I do wish I had more time to sleep. My sleep isn't nearly what it should be, but there isn't too much I can do about it. I do not have a choice but to be at work at 0630, it's part of my job. Sometimes, I must be there earlier if we have certain mandatory things to accomplish (fun things, like urinalysis, health and welfares), and sometimes I am up late for important things (like greeting some of my Military Working Dog handlers after they redeploy from Iraq). So, I just have to roll with it, get what I can get, try to eat well, hydrate well, and pace myself during workouts with the appropriate effort. That is easier said than done though! Some days I'm successful, some days I am not. I do not want to burn out, that is for sure...thankfully, I have some good friends that keep an eye on me and help talk me down when I'm pushing my days to fast and hard. I just try my best to roll with the punches, know that my job as a commander is important and I am grateful to have the privilege to serve in the position. It would be harder if I didn't know that I had a respite just a little over a year away. Grad school will be challenging, but I think I may actually enjoy having my studies and my furry canine kids, Davey and Annie, be my primary responsibilities. It will be odd, yes, but I do am so looking forward to it!

5 comments:

melissa said...

I know what you mean about "home." I was sad when my parents sold the home I grew up in; so many memories! And to me their California home has such a different feel to it.

I'm always in admiration of how you manage to balance your command, a high level of fitness, pets, and a home. It is not easy. And you will LOVE grad school but will probably miss some of the scheduled grind! Hehe :)

sallyaston said...

You are doing a great job- no need to be nervous about Boston or the HIM, you are ready! :-)
There is plenty of time for you to have that permanent home (and the mortgage etc that goes with). You are young! You are lucky to have so many places to call home, it proves you are comfortable with who you are and where you are in life!
Great blog entry :-) ~ Sally

Trishie said...

What are you going to grad school for? Oh man, I wish I could survive on v. little sleep, but I need a good nine to function. have a great one !

laura said...

Hi! Just found your blog and really like it. I am also an Army officer who does IM (done IM AZ the last 3 yrs) and doing IM AZ this NOV also. I was stationed at Hood in 96-99 and have good memories of great running out there. Good luck in your training; sounds like you are doing well at balancing the load. Would like to keep in touch; we all need encouragement!
best wishes,
Laura

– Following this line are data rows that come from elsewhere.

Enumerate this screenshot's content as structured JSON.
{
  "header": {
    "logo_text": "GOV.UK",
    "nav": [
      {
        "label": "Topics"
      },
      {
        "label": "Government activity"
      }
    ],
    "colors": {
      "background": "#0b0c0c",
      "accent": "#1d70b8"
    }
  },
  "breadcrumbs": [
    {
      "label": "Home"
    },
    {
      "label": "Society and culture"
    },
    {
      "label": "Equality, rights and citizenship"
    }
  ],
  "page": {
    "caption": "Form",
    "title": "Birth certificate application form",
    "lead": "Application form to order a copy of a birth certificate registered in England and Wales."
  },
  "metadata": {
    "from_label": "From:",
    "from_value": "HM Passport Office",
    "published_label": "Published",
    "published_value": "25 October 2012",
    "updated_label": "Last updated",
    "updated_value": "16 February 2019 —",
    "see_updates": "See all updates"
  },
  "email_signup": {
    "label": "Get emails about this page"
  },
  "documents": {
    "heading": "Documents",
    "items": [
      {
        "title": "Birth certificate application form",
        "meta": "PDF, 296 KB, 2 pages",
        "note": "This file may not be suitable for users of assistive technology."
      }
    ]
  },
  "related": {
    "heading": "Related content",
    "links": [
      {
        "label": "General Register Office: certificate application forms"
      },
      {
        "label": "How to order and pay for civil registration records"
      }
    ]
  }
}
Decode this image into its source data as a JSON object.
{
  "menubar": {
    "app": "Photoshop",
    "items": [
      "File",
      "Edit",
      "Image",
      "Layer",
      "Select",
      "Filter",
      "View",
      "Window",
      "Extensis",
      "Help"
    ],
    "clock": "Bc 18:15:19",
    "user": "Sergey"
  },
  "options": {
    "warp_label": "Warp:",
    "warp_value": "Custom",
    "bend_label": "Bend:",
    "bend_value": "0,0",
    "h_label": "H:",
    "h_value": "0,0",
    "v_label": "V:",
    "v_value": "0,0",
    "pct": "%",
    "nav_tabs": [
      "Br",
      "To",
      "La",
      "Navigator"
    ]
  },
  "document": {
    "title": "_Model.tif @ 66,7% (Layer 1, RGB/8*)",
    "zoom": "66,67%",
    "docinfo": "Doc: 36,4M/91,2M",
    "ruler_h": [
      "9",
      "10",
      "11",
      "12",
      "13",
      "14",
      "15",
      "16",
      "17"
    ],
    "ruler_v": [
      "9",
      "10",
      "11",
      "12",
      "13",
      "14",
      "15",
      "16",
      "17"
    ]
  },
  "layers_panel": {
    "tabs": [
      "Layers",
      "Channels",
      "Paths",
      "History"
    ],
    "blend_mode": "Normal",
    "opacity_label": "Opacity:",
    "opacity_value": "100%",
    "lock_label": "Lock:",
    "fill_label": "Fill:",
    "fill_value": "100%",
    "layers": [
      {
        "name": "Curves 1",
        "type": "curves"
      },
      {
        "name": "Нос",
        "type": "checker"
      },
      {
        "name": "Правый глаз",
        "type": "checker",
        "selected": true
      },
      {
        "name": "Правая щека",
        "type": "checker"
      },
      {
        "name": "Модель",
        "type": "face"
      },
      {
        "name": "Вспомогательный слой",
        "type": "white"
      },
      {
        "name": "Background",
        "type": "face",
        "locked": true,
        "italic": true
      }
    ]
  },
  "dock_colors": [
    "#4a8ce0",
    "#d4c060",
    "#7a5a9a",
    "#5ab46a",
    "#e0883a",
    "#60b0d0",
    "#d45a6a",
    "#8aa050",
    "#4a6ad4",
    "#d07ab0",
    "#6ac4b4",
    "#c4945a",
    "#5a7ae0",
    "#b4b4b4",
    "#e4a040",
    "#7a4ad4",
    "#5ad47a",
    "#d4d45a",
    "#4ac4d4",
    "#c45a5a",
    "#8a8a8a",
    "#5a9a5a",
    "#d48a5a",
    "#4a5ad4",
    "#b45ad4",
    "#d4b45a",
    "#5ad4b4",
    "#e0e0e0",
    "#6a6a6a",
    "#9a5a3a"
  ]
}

Brittany M. said...

Laura,
Thanks for the note! Glad you found the blog, and any times for this first time IM'er are welcome!! Best of wishes in your training too!!